Exercise aim -
Search the material for the word "Level" and copy every line in which it occurs.

Supplied records -
════════════════

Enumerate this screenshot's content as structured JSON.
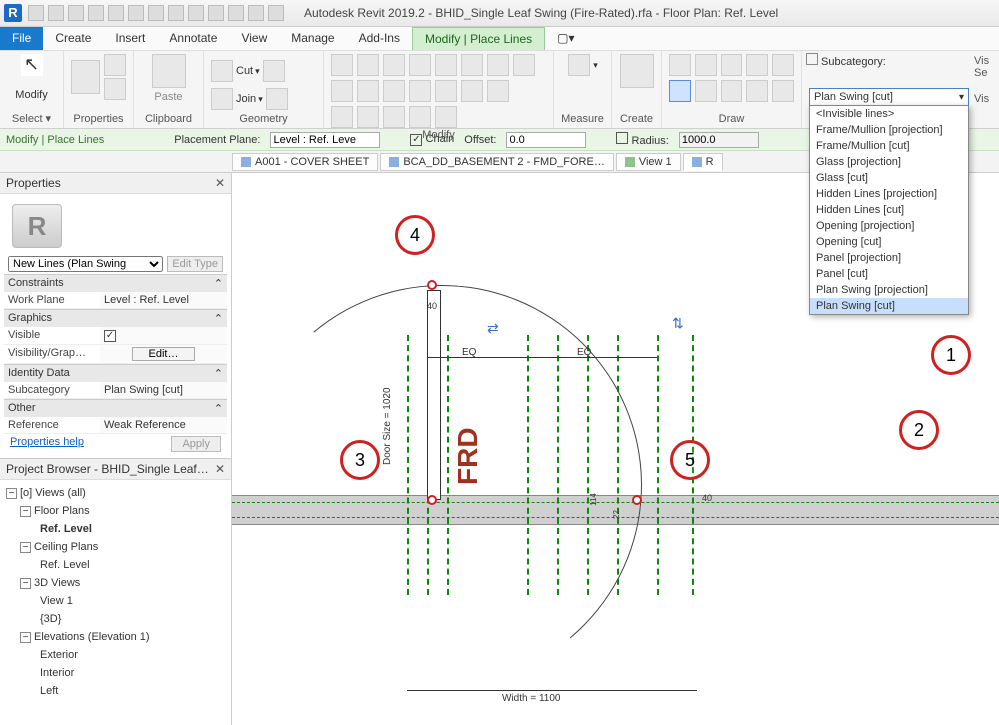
{
  "titlebar": {
    "title": "Autodesk Revit 2019.2 - BHID_Single Leaf Swing (Fire-Rated).rfa - Floor Plan: Ref. Level"
  },
  "menus": {
    "file": "File",
    "create": "Create",
    "insert": "Insert",
    "annotate": "Annotate",
    "view": "View",
    "manage": "Manage",
    "addins": "Add-Ins",
    "context": "Modify | Place Lines"
  },
  "ribbon": {
    "select": "Select ▾",
    "properties": "Properties",
    "clipboard": "Clipboard",
    "geometry": "Geometry",
    "modify": "Modify",
    "measure": "Measure",
    "create": "Create",
    "draw": "Draw",
    "modify_label": "Modify",
    "paste": "Paste",
    "cut": "Cut",
    "join": "Join",
    "subcat_label": "Subcategory:",
    "subcat_value": "Plan Swing [cut]",
    "right1": "Vis",
    "right2": "Se",
    "right3": "Vis"
  },
  "optionsbar": {
    "context": "Modify | Place Lines",
    "plane_label": "Placement Plane:",
    "plane_value": "Level : Ref. Leve",
    "chain": "Chain",
    "offset_label": "Offset:",
    "offset_value": "0.0",
    "radius_label": "Radius:",
    "radius_value": "1000.0"
  },
  "viewtabs": {
    "t1": "A001 - COVER SHEET",
    "t2": "BCA_DD_BASEMENT 2 - FMD_FORE…",
    "t3": "View 1",
    "t4": "R"
  },
  "properties": {
    "title": "Properties",
    "type": "New Lines (Plan Swing",
    "edit_type": "Edit Type",
    "cat_constraints": "Constraints",
    "workplane_k": "Work Plane",
    "workplane_v": "Level : Ref. Level",
    "cat_graphics": "Graphics",
    "visible_k": "Visible",
    "vg_k": "Visibility/Grap…",
    "vg_v": "Edit…",
    "cat_identity": "Identity Data",
    "subcat_k": "Subcategory",
    "subcat_v": "Plan Swing [cut]",
    "cat_other": "Other",
    "ref_k": "Reference",
    "ref_v": "Weak Reference",
    "help": "Properties help",
    "apply": "Apply"
  },
  "browser": {
    "title": "Project Browser - BHID_Single Leaf…",
    "views": "Views (all)",
    "fp": "Floor Plans",
    "ref": "Ref. Level",
    "cp": "Ceiling Plans",
    "ref2": "Ref. Level",
    "v3d": "3D Views",
    "v1": "View 1",
    "v3d2": "{3D}",
    "elev": "Elevations (Elevation 1)",
    "ext": "Exterior",
    "int": "Interior",
    "left": "Left"
  },
  "subcat_items": [
    "<Invisible lines>",
    "Frame/Mullion [projection]",
    "Frame/Mullion [cut]",
    "Glass [projection]",
    "Glass [cut]",
    "Hidden Lines [projection]",
    "Hidden Lines [cut]",
    "Opening [projection]",
    "Opening [cut]",
    "Panel [projection]",
    "Panel [cut]",
    "Plan Swing [projection]",
    "Plan Swing [cut]"
  ],
  "canvas": {
    "frd": "FRD",
    "eq1": "EQ",
    "eq2": "EQ",
    "doorsize": "Door Size = 1020",
    "width": "Width = 1100",
    "d40a": "40",
    "d40b": "40",
    "d22": "22",
    "d114": "114"
  },
  "callouts": {
    "c1": "1",
    "c2": "2",
    "c3": "3",
    "c4": "4",
    "c5": "5"
  }
}
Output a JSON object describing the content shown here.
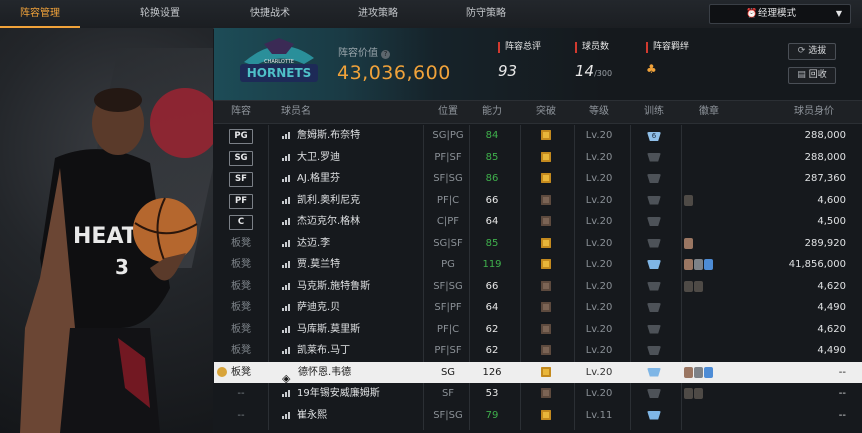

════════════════

Answer for this exercise -
    "title": "Autodesk Revit 2019.2 - BHID_Single Leaf Swing (Fire-Rated).rfa - Floor Plan: Ref. Level"
    "plane_value": "Level : Ref. Leve",
    "workplane_v": "Level : Ref. Level",
    "ref": "Ref. Level",
    "ref2": "Ref. Level",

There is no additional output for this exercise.